      Then there’s the rest of my life – our lives. I’ve invested 20-plus years in building what I have – everything from my assets to my means of earning a living, my friends and family – etc.

      If I were in my early 20s, single and just starting out – moving to another country would be very appealing.

      As it stands, I’ve got too much baggage now to do it. I may regret this choice a few years from now – when the state takes away everything.

      But for now, I’d rather stand my ground than start all over.

  12. You’re forgetting one very important player in the “speeding is illegal” game: The radar gun. Here is the perfect tool for law enforcement. Over the years it’s become more and more refined to be exactly what the legal community wants it to be. The first generation detectors used “low” X-band frequencies and traditional timing pulses to establish your speed. These were not very precise and hard to calibrate (at least for Buford T Justice), so it was somewhat hard to introduce radar in court. Then the Ku and Ka bands were made available, along with Doppler technology that made it much easier to calibrate and pick out an individual cars. Over time the courts began to side with the police department since they had some law-accepted device that “proves” you were speeding at a given spot on the highway. And the fines weren’t enough to fight in most states, so it just added to the credibility of the radar units.

    Over time, the officers’ ability to produce evidence of any other violation of the motor vehicle code went out the window. It’s incredibly dangerous to tailgate, for example, but on my daily commute (through 5 different municipalities, on a state highway… I call it the gauntlet) I regularly see people tailgating at excessive speed. When I see them come up on a speed trap, often times the lead car will instinctively slam on the brakes, nearly causing accidents, yet the cop just sits there, knowing he’s not going to “win” if the unsafe driving ticket goes to court.

    Meanwhile, we can’t fight technology with technology. I used to run a GPS with a logging function. One day I got pulled over for doing 45 in a 35 zone. The cop was sitting in the area just before it went from 45 to 65, knowing people tend to speed up a little early. When I got home I downloaded the log which showed a data point at the area in question, with me doing 38, and the next point about 1/4 mile down the road had me doing 50, well within the 65 zone at that point. However, this isn’t admissible in court since GPS isn’t able to be calibrated, the manufacturer won’t produce accuracy documentation of any kind, and in fact most of them make you click through a disclaimer that basically says the technology doesn’t work.

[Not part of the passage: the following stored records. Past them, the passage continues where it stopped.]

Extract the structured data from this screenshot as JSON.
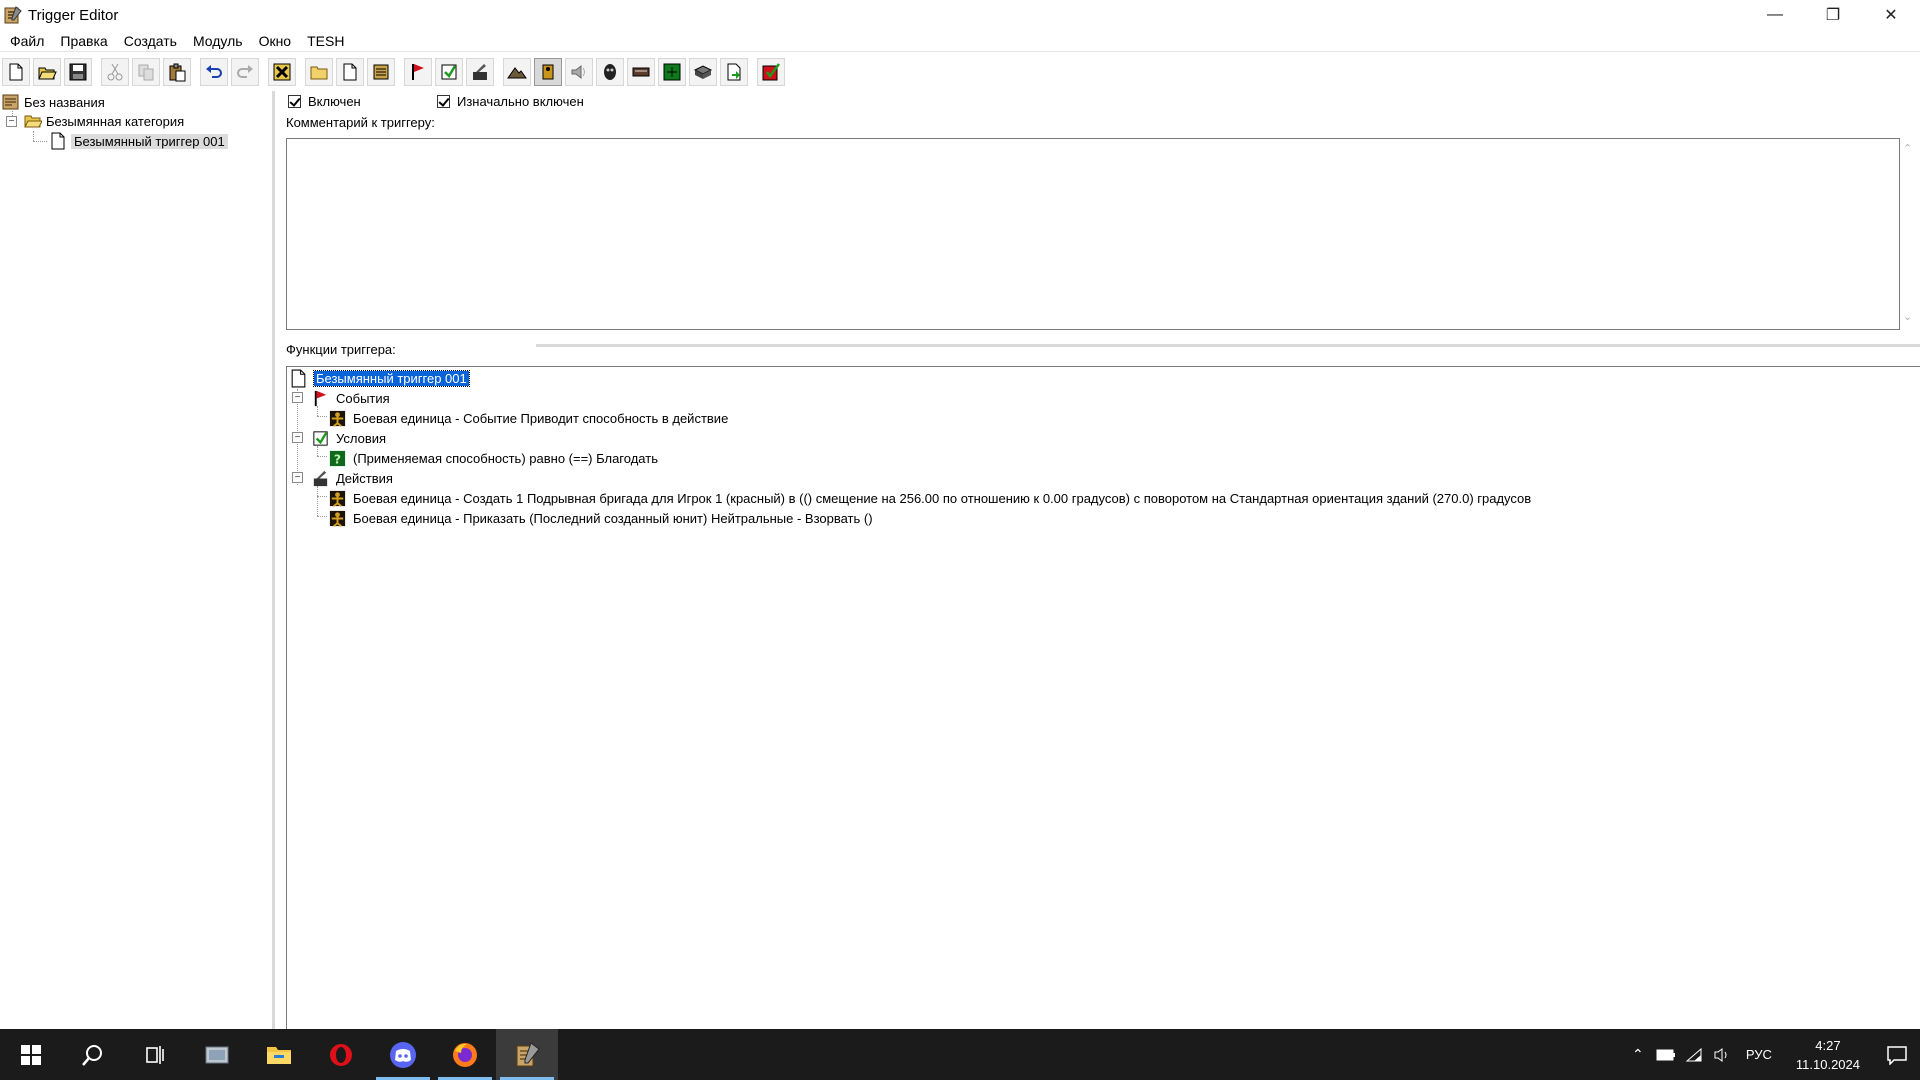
{
  "window": {
    "title": "Trigger Editor",
    "icon": "trigger-editor-icon"
  },
  "menu": [
    "Файл",
    "Правка",
    "Создать",
    "Модуль",
    "Окно",
    "TESH"
  ],
  "toolbar": {
    "icons": [
      "new-icon",
      "open-icon",
      "save-icon",
      "cut-icon",
      "copy-icon",
      "paste-icon",
      "undo-icon",
      "redo-icon",
      "delete-icon",
      "new-category-icon",
      "new-trigger-icon",
      "new-comment-icon",
      "new-event-icon",
      "new-condition-icon",
      "new-action-icon",
      "terrain-editor-icon",
      "unit-editor-icon",
      "sound-editor-icon",
      "object-editor-icon",
      "campaign-editor-icon",
      "ai-editor-icon",
      "object-manager-icon",
      "import-manager-icon",
      "test-map-icon"
    ]
  },
  "left_tree": {
    "root": "Без названия",
    "category": "Безымянная категория",
    "trigger": "Безымянный триггер 001"
  },
  "trigger": {
    "enabled_label": "Включен",
    "enabled": true,
    "initially_on_label": "Изначально включен",
    "initially_on": true,
    "comment_label": "Комментарий к триггеру:",
    "functions_label": "Функции триггера:",
    "name": "Безымянный триггер 001",
    "events_label": "События",
    "events": [
      "Боевая единица - Событие Приводит способность в действие"
    ],
    "conditions_label": "Условия",
    "conditions": [
      "(Применяемая способность) равно (==) Благодать"
    ],
    "actions_label": "Действия",
    "actions": [
      "Боевая единица - Создать 1 Подрывная бригада для Игрок 1 (красный) в (() смещение на 256.00 по отношению к 0.00 градусов) с поворотом на Стандартная ориентация зданий (270.0) градусов",
      "Боевая единица - Приказать (Последний созданный юнит) Нейтральные - Взорвать ()"
    ]
  },
  "taskbar": {
    "apps": [
      "start-icon",
      "search-icon",
      "task-view-icon",
      "app-icon",
      "file-explorer-icon",
      "opera-icon",
      "discord-icon",
      "firefox-icon",
      "world-editor-icon"
    ],
    "lang": "РУС",
    "time": "4:27",
    "date": "11.10.2024"
  },
  "colors": {
    "selection": "#0a64d8",
    "taskbar": "#1b1b1b",
    "accent": "#7fbcf0"
  }
}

    There is hope though. Radar detectors are getting integrated with smart phones with apps that map out speed traps. As these get more users the network effect might just make the speed trap worthless.

    • So with GPS your car can tell whether you’ve been speeding so it could be made to send a automated text to inform cops you’ve been speeding or cars could be made to have electronic speed limiters so you can’t speed even if you wanted to?

LEAVE A REPLY